Next goes the ASUS VW192C, yet another product from the VW19XX series which includes very similar monitors differing in small details only. Let’s try to make out what is special about this model.
Judging by the specs, the distinguishing trait of the VW192C is that it supports dynamic contrast – this contrast ratio is declared in the specs. To remind you, the point of dynamic contrast technology is in the monitor automatically making the matrix brightness higher or lower depending on the predominance of lights or darks in the current picture. The resulting value of dynamic contrast is calculated as the ordinary contrast ratio multiplied by the brightness adjustment range in that mode. The dynamic contrast mode is meant for watching movies. It can hardly be good for games (for example, you are standing in a dark passage, but the monitor lowers the brightness even more and you can’t see anything at all) and absolutely useless for work.
The declared viewing angles are rather large. As usual, you should not be confused by these numbers. The monitor darkens just like any other TN-based model if you take a look at it from below. The big numbers in the specs are due to the relaxed measurement method (with a reduction of the contrast ratio to 5:1).
The monitor’s exterior should be familiar to everyone who has seen any model from this ASUS series. It is an elegant dark-gray plastic case with a charming bright strip at the bottom of the front panel and a glossy coating of the matrix. As opposed to the above-discussed Acer, the VW192C is going to look good at home as well as in the office. Unfortunately, the glossy matrix, although it looks pretty and increases contrast, may become a problem as it reflects everything in front of the monitor. A bright source of light will become a distracting and irritating flare on the screen.
The simple plastic stand allows you to adjust the tilt of the screen. You can use the holes under the sticker on the back of the case to replace the stand with a VESA-compatible mount.
You can find the following connectors under the cover at the bottom of the back panel: analog and digital inputs, a connector of the integrated power adapter, and an audio input for the built-in speakers. A microphone connector is missing, though.
The control buttons are lined up in a narrow strip at the bottom right of the front panel. They are made from ordinary plastic painted the color of the case and are accompanied with easily readable icons. The Power button is the same shape as the others, but its position at the end of the row of buttons prevents you from pressing it accidentally (as opposed to when the Power button is fitted in between the others).

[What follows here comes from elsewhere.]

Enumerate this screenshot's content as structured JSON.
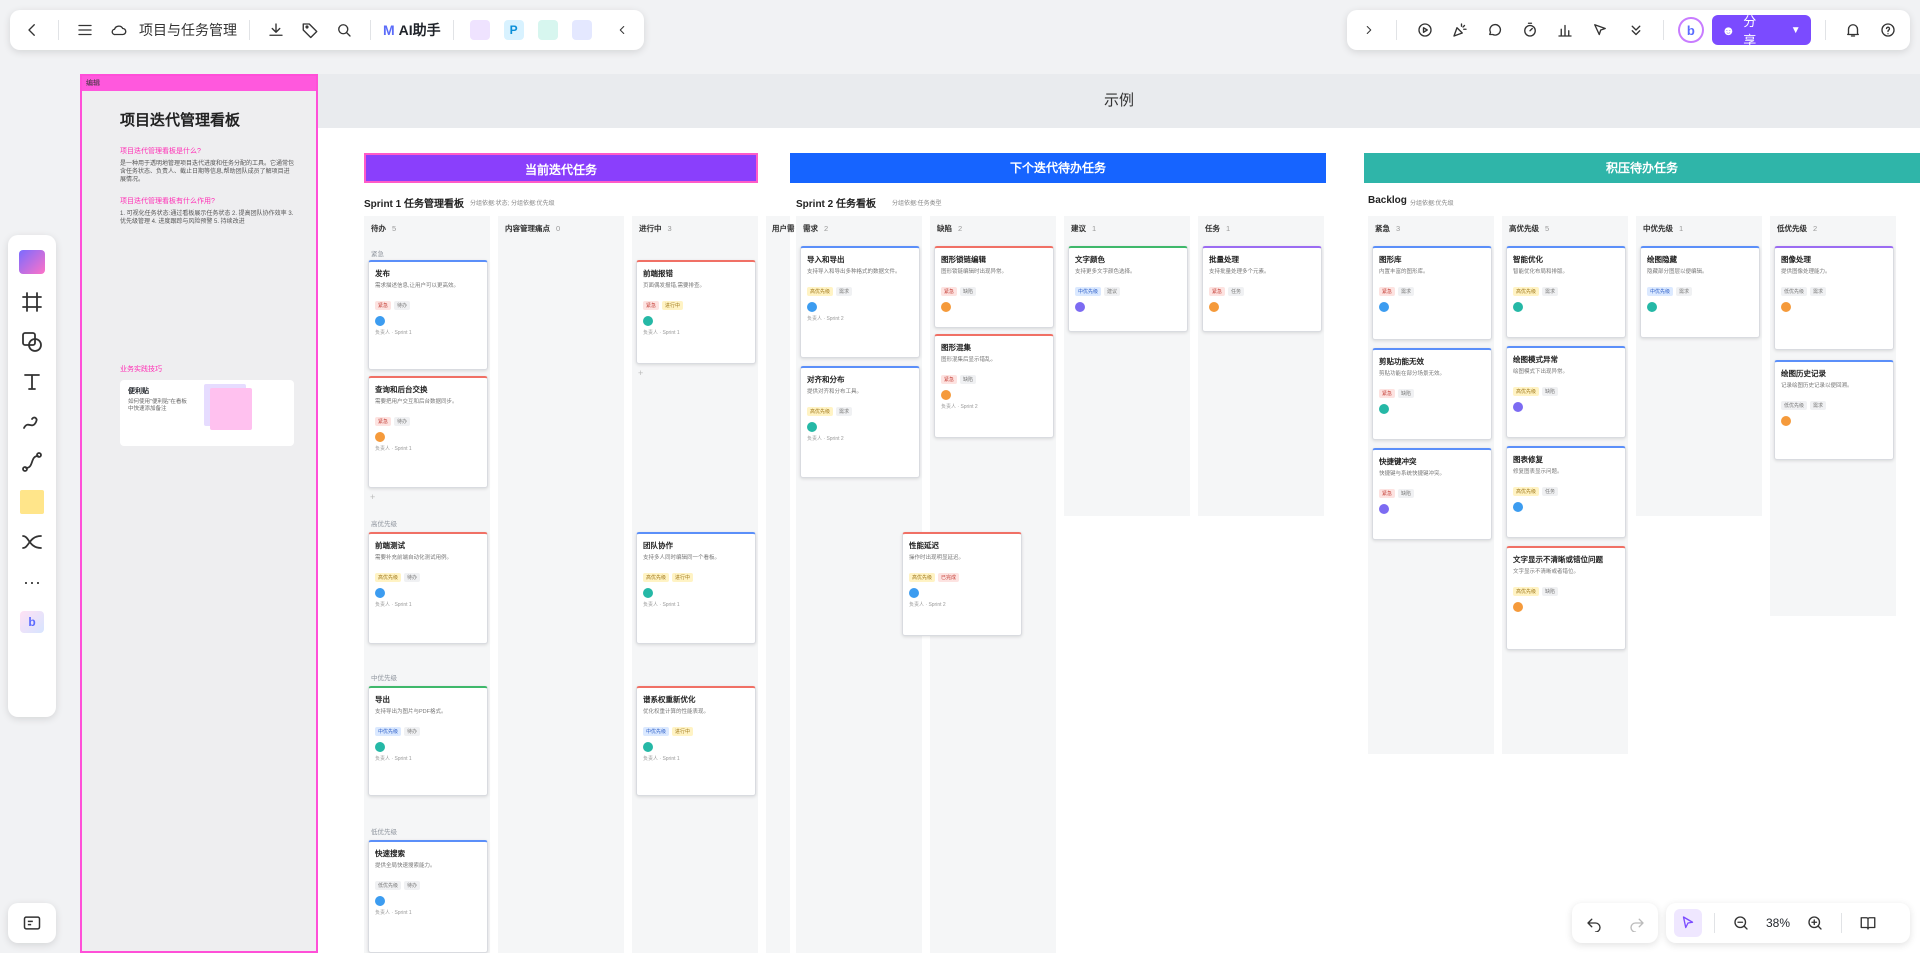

Quick access is provided to the sound volume and brightness settings and to the Splendid feature (factory-set profiles varying in brightness, contrast and color reproduction). When you press and hold the Splendid button for a few seconds, the automatic adjustment of analog signal is performed.
This is ASUS’s standard menu with all of its characteristics drawbacks. It doesn’t remember the last option you change and always opens up on the Splendid tab although this feature can be accessed by means of a quick button. The lack of an instant-access button to select the signal source is unhandy as you have to move quite a lot through the menu to find this option.